2001: a typeface odyssey








space, typography, kubrick, and biscuits* are all great.




*biscuits not supplied

Stiicks : : For Hanging Stuff



A Kickstarter idea for hanging from these guys.
Simple idea get 2 bits of wood and some magnets to hang stuff.


WIP replacement

image (2)

opening 31st january at 134 renfrew street

after party in the new old vic

we look forward to seeing your faces

Super Signs

Super Signs, by Vis-com-des person Gabriella DiTano, opens at the Arches on thursday evening.

Rachel Thomas + Ross Sinclair

Rachel Thomas + Ross Sinclair – A Feral Studio

Rachel Thomas + Ross Sinclair – A Feral Studio:

Feral Studio returns, with Rachel Thomas and Ross Sinclair, featuring talks from two artists and designers, both working with space, scenes and ‘set’. Rachel uses bold, simple visual archetypes and signs but is interested in “the mental craft of thinking something out and creating a puzzle” through her visuals. Ross is a prominent artist who loves Real Life.

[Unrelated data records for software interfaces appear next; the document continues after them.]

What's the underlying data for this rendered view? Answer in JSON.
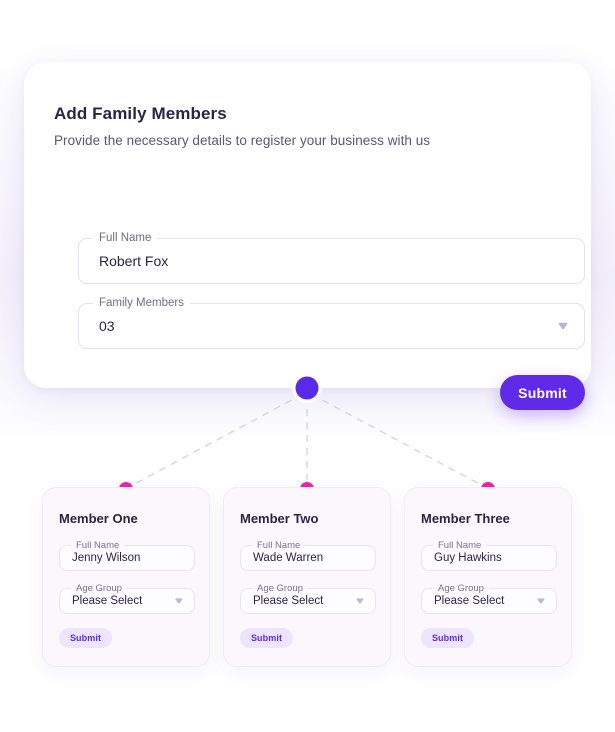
{
  "theme": {
    "accent_purple": "#6129e8",
    "node_purple": "#5b2ae8",
    "node_pink": "#f91ca8",
    "text_dark": "#2b2447",
    "text_muted": "#5a5775",
    "page_background": "#ffffff",
    "card_background": "#ffffff",
    "member_card_background": "#faf8fc",
    "small_button_background": "#ece5fd"
  },
  "main_card": {
    "title": "Add Family Members",
    "subtitle": "Provide the necessary details to register your business with us",
    "fields": [
      {
        "label": "Full Name",
        "value": "Robert Fox",
        "placeholder": "Full Name",
        "type": "text"
      },
      {
        "label": "Family Members",
        "value": "03",
        "placeholder": "Family Members",
        "type": "select",
        "icon": "chevron-down-icon"
      }
    ],
    "submit_label": "Submit"
  },
  "connector": {
    "root_node_icon": "root-node-dot",
    "child_node_icon": "child-node-dot",
    "line_style": "dashed"
  },
  "members": [
    {
      "title": "Member One",
      "name_label": "Full Name",
      "name_value": "Jenny Wilson",
      "age_label": "Age Group",
      "age_value": "Please Select",
      "age_icon": "chevron-down-icon",
      "submit_label": "Submit"
    },
    {
      "title": "Member Two",
      "name_label": "Full Name",
      "name_value": "Wade Warren",
      "age_label": "Age Group",
      "age_value": "Please Select",
      "age_icon": "chevron-down-icon",
      "submit_label": "Submit"
    },
    {
      "title": "Member Three",
      "name_label": "Full Name",
      "name_value": "Guy Hawkins",
      "age_label": "Age Group",
      "age_value": "Please Select",
      "age_icon": "chevron-down-icon",
      "submit_label": "Submit"
    }
  ]
}
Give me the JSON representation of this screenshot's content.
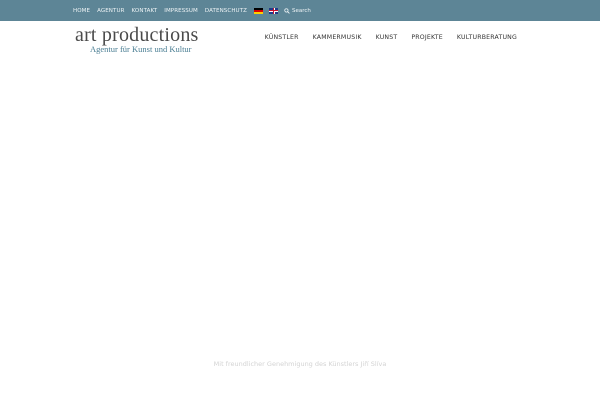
{
  "topbar": {
    "nav": [
      "HOME",
      "AGENTUR",
      "KONTAKT",
      "IMPRESSUM",
      "DATENSCHUTZ"
    ],
    "search_placeholder": "Search",
    "color": "#5d8596"
  },
  "logo": {
    "title": "art productions",
    "subtitle": "Agentur für Kunst und Kultur"
  },
  "mainnav": [
    "KÜNSTLER",
    "KAMMERMUSIK",
    "KUNST",
    "PROJEKTE",
    "KULTURBERATUNG"
  ],
  "caption": "Mit freundlicher Genehmigung des Künstlers Jiří Slíva"
}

Feral Studio events are open to all GSA students, plus fully open to members of the public and the design community in Glasgow and beyond. The workshop attached to this event (20 + 21st Jan) will open for sign-up at 10am on Mon 13th Jan, via the VLE.

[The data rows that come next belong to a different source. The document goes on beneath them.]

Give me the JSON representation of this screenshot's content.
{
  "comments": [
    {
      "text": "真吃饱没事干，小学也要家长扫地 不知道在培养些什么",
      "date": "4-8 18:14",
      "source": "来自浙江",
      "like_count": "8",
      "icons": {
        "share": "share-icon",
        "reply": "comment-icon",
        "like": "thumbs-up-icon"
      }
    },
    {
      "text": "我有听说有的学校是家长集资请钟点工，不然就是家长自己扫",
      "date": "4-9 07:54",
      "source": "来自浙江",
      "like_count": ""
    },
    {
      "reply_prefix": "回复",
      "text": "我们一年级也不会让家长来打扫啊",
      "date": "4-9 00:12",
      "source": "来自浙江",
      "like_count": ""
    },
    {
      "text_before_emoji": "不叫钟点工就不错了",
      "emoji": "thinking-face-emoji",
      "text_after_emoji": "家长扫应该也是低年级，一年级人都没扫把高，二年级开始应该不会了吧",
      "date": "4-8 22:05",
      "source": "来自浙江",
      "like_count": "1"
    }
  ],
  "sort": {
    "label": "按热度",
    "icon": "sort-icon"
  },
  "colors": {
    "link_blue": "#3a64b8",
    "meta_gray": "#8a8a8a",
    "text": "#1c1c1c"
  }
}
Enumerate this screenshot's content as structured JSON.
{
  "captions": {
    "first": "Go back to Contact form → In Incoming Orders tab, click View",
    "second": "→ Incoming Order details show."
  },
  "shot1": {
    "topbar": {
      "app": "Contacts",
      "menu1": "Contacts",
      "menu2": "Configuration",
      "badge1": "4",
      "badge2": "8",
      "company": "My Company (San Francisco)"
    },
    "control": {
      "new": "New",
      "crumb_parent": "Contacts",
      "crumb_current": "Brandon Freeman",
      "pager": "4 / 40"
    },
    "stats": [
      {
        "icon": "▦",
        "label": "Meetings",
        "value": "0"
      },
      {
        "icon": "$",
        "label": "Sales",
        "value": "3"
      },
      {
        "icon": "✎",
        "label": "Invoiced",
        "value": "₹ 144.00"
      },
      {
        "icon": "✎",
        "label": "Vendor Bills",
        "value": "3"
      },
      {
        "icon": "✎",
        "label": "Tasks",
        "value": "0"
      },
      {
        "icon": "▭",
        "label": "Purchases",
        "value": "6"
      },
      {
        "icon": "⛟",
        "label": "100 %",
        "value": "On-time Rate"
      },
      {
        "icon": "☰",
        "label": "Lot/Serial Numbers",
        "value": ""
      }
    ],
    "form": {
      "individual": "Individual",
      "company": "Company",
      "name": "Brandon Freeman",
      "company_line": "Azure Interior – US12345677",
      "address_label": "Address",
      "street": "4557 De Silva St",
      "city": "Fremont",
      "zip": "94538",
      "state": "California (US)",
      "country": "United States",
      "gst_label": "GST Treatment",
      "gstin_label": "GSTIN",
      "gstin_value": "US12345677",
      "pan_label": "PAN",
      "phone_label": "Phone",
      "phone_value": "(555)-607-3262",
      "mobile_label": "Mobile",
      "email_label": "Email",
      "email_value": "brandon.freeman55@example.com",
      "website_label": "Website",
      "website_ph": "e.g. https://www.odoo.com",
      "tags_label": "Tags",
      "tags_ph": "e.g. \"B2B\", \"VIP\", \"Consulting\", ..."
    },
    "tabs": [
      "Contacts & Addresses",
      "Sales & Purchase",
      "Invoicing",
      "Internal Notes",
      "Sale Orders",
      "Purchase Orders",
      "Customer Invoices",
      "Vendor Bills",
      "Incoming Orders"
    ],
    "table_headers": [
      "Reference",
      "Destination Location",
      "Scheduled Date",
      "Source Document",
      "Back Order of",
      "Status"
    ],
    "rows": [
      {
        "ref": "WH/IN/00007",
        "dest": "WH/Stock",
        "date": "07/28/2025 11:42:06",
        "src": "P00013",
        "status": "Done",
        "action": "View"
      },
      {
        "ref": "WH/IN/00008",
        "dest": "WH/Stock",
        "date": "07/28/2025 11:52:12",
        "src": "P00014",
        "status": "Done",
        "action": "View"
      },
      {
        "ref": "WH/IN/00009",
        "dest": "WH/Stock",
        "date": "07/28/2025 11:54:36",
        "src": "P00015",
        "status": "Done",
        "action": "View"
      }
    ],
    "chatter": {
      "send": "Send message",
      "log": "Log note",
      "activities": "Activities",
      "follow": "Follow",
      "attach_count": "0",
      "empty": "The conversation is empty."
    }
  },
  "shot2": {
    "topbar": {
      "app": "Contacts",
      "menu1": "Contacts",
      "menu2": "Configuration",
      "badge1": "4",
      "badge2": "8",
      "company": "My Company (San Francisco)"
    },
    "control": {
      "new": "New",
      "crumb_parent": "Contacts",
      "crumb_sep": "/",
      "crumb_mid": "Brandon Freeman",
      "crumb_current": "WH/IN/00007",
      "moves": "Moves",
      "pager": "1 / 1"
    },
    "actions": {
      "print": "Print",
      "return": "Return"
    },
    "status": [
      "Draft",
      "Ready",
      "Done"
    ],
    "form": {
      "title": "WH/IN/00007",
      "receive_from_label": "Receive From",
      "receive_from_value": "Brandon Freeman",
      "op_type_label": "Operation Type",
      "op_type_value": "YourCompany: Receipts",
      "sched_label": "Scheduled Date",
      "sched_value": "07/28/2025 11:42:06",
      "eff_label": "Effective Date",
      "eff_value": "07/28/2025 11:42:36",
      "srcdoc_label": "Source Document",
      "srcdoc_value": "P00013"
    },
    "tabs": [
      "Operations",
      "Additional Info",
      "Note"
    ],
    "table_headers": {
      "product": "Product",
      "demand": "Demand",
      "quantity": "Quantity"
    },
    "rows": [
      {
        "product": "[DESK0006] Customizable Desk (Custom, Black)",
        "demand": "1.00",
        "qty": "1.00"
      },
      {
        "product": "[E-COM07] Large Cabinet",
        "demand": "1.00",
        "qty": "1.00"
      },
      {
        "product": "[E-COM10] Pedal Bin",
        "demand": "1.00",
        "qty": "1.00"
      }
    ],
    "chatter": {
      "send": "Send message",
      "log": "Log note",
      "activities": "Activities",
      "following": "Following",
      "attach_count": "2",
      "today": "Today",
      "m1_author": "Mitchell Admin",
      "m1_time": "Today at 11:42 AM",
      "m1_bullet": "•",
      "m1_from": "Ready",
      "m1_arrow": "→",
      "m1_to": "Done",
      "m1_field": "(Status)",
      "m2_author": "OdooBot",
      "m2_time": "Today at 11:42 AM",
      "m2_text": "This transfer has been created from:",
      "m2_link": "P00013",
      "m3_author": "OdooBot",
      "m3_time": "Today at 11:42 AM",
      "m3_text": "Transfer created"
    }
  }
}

Doors open at 6pm, for a 6.30pm-ish start.

Venue: Due to the campus developments at GSA the venue for this talk is currently ‘in flux’ – we will confirm the venue within a couple of days, and post it to this eventbrite page. It will be Glasgow city centre, one way or the other.

Image: Rachel Thomas / Behind the Scenes